Krake said what's normally a 10-minute grocery run can easily turn into 45 minutes because she has to take a circuitous route through the aisles to avoid other dogs. One bit Brody and drew blood, Krake said.
Service dogs take about two years to train, and are expected not to react if confronted by other animals.
The increasing popularity of online shopping has made it easy to buy service animal identification vests online, Peters said, and instances are growing of people putting them on untrained animals.
Alan Peters, the executive director and founder of the New Hope-based nonprofit Can Do Canines, said untrained dogs have become a growing problem for people with legitimate service animals.
"To have dogs that are not trained well out there representing assistance dogs hurts everybody that's attached to assistance dogs," Peters said. "It hurts every person with a disability who needs that assistance on a daily basis. And it reflects on our people and our dogs."
A growing number of states are cracking down on passing off pets as trained service animals. And high-profile incidents have brought public attention to the issue.
Last month in Phoenix, a dog that a passenger reportedly carried aboard a Southwest Airlines flight as an emotional support animal bit a child. And Delta Airlines recently tightened its animal policy after a passenger's dog attacked a man during the boarding of a flight at Hartsfield-Jackson International Airport in Atlanta.
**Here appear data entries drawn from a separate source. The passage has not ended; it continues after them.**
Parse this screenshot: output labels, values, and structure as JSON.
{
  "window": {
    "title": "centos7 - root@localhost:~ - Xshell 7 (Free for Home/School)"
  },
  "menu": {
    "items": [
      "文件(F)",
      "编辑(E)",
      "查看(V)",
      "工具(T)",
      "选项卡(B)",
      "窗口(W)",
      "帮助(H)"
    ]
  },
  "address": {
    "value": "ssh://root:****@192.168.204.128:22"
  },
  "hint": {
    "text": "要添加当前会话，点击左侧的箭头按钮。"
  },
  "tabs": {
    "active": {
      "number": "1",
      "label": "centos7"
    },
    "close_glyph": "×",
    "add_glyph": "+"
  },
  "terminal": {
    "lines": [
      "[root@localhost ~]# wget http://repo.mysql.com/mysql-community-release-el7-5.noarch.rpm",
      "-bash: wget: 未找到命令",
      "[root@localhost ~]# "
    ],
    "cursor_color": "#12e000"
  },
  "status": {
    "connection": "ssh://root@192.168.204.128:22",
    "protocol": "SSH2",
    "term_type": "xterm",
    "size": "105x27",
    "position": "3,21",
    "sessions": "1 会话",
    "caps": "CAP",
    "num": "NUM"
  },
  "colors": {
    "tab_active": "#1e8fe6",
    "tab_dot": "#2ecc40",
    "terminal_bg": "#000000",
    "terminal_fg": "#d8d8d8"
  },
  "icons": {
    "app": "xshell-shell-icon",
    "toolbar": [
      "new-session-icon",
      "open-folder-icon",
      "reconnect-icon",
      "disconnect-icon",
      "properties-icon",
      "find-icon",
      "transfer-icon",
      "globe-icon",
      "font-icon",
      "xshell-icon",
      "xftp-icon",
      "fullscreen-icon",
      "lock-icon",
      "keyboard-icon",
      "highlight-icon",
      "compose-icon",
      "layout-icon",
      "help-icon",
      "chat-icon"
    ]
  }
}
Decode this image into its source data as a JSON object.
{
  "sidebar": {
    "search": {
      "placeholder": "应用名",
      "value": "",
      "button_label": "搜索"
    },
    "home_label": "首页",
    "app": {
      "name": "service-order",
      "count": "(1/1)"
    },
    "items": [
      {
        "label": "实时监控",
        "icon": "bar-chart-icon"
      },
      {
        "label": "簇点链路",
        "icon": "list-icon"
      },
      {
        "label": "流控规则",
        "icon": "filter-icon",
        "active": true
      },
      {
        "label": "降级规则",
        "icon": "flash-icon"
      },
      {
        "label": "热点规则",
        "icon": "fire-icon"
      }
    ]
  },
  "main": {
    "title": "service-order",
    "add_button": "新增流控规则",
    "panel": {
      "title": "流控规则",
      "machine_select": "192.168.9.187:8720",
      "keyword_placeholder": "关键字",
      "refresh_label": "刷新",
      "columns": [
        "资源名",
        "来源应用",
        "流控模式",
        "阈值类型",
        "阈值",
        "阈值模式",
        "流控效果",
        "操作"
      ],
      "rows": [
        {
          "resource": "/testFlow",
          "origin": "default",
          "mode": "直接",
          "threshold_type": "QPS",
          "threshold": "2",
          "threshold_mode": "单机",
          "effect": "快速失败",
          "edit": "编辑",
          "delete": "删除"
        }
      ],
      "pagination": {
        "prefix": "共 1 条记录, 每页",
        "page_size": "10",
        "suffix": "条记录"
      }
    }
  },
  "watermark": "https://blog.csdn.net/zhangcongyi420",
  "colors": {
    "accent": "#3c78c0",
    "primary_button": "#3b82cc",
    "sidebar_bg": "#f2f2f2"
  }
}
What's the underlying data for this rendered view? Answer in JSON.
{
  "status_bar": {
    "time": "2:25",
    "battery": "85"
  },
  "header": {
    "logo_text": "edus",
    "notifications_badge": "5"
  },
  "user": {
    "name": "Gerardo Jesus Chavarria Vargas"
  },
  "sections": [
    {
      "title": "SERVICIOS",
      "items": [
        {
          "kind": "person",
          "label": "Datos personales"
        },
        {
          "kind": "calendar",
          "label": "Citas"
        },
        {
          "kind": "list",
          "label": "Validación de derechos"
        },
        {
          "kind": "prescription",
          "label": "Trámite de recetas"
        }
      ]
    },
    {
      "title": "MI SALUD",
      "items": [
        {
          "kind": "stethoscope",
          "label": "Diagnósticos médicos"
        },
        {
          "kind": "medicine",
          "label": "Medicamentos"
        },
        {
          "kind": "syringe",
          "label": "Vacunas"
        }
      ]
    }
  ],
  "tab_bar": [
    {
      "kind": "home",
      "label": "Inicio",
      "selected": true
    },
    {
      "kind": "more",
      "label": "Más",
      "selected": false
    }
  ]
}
Part of the confusion about service animals, Peters said, stems from different federal laws governing them. And owners of restaurants and other businesses who want to prohibit illegitimate assistance animals may not fully understand their rights.
The Americans with Disabilities Act says service animals must be accomodated in public establishments. But under the law, the animals must be trained to do work or perform tasks for a person with a disability, and the training must be directly related to the handler's disability. The ADA does not consider emotional support dogs to be service animals because they haven't been trained on a specific task.
Regulations the U.S. Justice Department published in 2010 limit workers or staff in public facilities from inquiring about service animals. They may only ask an animal's handler if the dog is required because of a disability, and what work the dog has been trained to perform.
However airlines follow different rules. The Air Carrier Access Act defines a service animal not only as one trained in a task, but any animal that assists persons with disabilities by providing emotional support.
Ron Elwood with Mid-Minnesota Legal Aid supports the overall goal of the bill in the state Legislature, but as written, it could harm people who rely on trained dogs.
"We have clients who require service animals to alert them when they're going into insulin shock, or having seizures. You would never know that person has a disability. And we've had instances where legitimate service animals have been excluded from places of public accommodation."
Alan Peters at Can Do Canines admits it may be difficult to enforce any new state law, in part because there's no government licensing of service animals. But Peters said the measures may at least spark a public conversation about the difference between dogs with bona fides and those without.
A House version of the bill faces more committee action. A Senate version cleared a committee Wednesday after more than an hour of debate.